This lecture aims to provide an MRI tutorial to the IMFT community with general interests in using MRI to study transport processes. With the assumption that the audience are fluent with Fourier transform and electromagnetism, MRI is described using largely the classical torque equation as proton spin responses to various magnetic fields, which consist of the engineered fields and the intrinsic fields. The engineered fields include 1) the main field that is uniform in space and constant in time ; 2) the programmable gradient field that varies linearly in space ; and 3) the programmable radiofrequency (RF) field. The intrinsic fields include dipole fields from neighboring protons under thermal fluctuation that cause relaxations, and fields from molecular electron clouds that cause susceptibility/chemical shift. Protons do the signal-generating spin procession under the main field, which is really needed to bring a small spin order over thermal fluctuation. The RF field is used to pump energy against relaxation-caused signal decay. The invention of MRI is the gradient field, which is used to provide spatial encoding for image formation, and to provide motion encoding for studying flow and diffusion. Currently, MRI of flow in large vessel (magnetic resonance angiography, MRA) and MRI of diffusion (diffusion weighted imaging (DWI), diffusion tensor imaging (TDI)) have been commonly used in clinical practice.
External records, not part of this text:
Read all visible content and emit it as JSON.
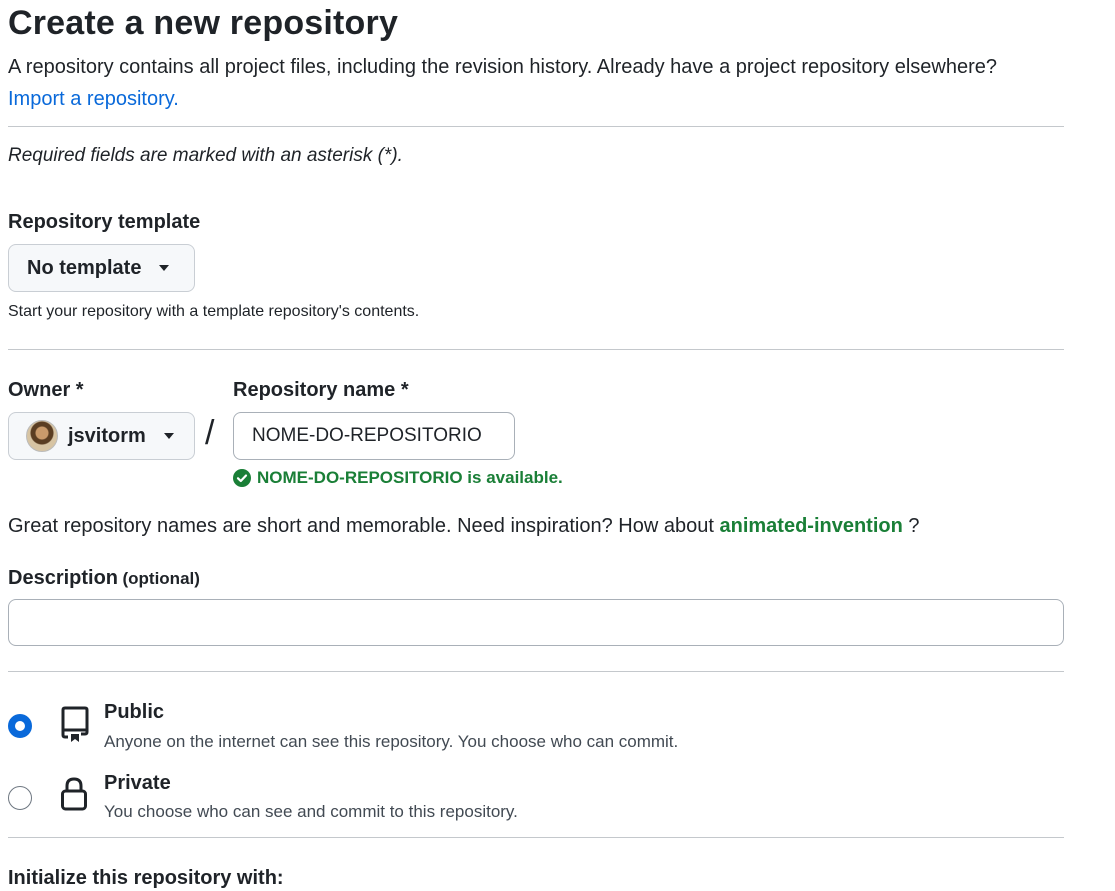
{
  "header": {
    "title": "Create a new repository",
    "description": "A repository contains all project files, including the revision history. Already have a project repository elsewhere?",
    "import_link": "Import a repository."
  },
  "required_note": "Required fields are marked with an asterisk (*).",
  "template": {
    "label": "Repository template",
    "selected": "No template",
    "help": "Start your repository with a template repository's contents."
  },
  "owner": {
    "label": "Owner *",
    "name": "jsvitorm"
  },
  "separator": "/",
  "repo_name": {
    "label": "Repository name *",
    "value": "NOME-DO-REPOSITORIO",
    "availability": "NOME-DO-REPOSITORIO is available.",
    "availability_color": "#1a7f37"
  },
  "suggestion": {
    "prefix": "Great repository names are short and memorable. Need inspiration? How about",
    "name": "animated-invention",
    "suffix": "?"
  },
  "description": {
    "label": "Description",
    "optional": "(optional)",
    "value": ""
  },
  "visibility": {
    "public": {
      "title": "Public",
      "desc": "Anyone on the internet can see this repository. You choose who can commit.",
      "icon": "repo-icon",
      "selected": true
    },
    "private": {
      "title": "Private",
      "desc": "You choose who can see and commit to this repository.",
      "icon": "lock-icon",
      "selected": false
    }
  },
  "initialize": {
    "label": "Initialize this repository with:"
  },
  "colors": {
    "link": "#0969da",
    "success": "#1a7f37",
    "accent": "#0969da"
  }
}
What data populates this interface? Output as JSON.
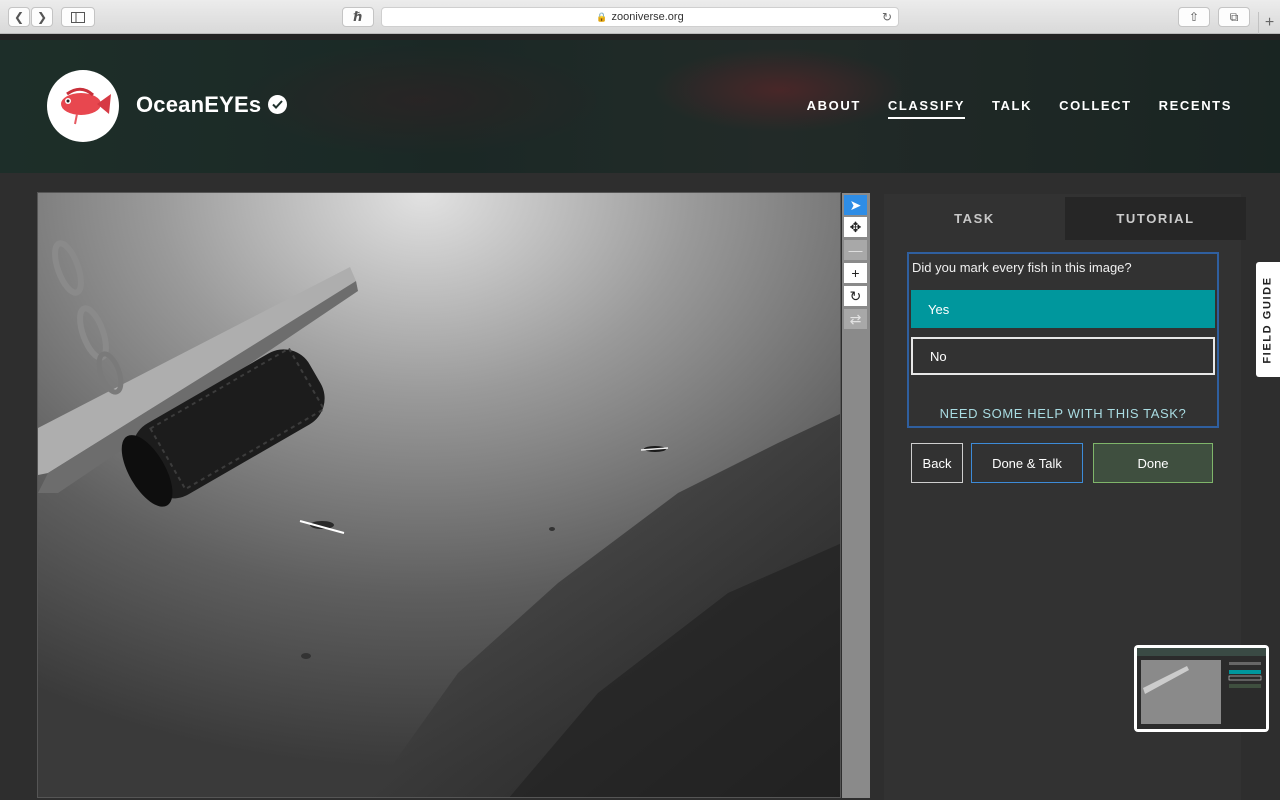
{
  "browser": {
    "url": "zooniverse.org",
    "icons": [
      "chevron-left-icon",
      "chevron-right-icon",
      "sidebar-icon",
      "extension-icon",
      "lock-icon",
      "reload-icon",
      "share-icon",
      "tabs-icon",
      "plus-icon"
    ]
  },
  "header": {
    "title": "OceanEYEs",
    "nav": [
      "ABOUT",
      "CLASSIFY",
      "TALK",
      "COLLECT",
      "RECENTS"
    ],
    "active_nav": "CLASSIFY"
  },
  "viewer": {
    "tools": [
      "pointer-icon",
      "move-icon",
      "zoom-out-icon",
      "zoom-in-icon",
      "rotate-icon",
      "reset-icon"
    ]
  },
  "task": {
    "tabs": [
      "TASK",
      "TUTORIAL"
    ],
    "question": "Did you mark every fish in this image?",
    "answers": [
      "Yes",
      "No"
    ],
    "selected_answer": "Yes",
    "help": "NEED SOME HELP WITH THIS TASK?",
    "buttons": {
      "back": "Back",
      "done_talk": "Done & Talk",
      "done": "Done"
    }
  },
  "field_guide": "FIELD GUIDE",
  "colors": {
    "accent_teal": "#00979d",
    "selected_tool": "#2e8de6",
    "task_border": "#2f5f9f",
    "done_border": "#7fb56a"
  }
}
MRI of flow in arterioles, capillaries and venioles (MR perfusion imaging) has also been used largely as a perfusion weighted imaging (PWI), but accurate perfusion quantification remains a challenge for critical medical problems such as ischemic stroke and heart attack.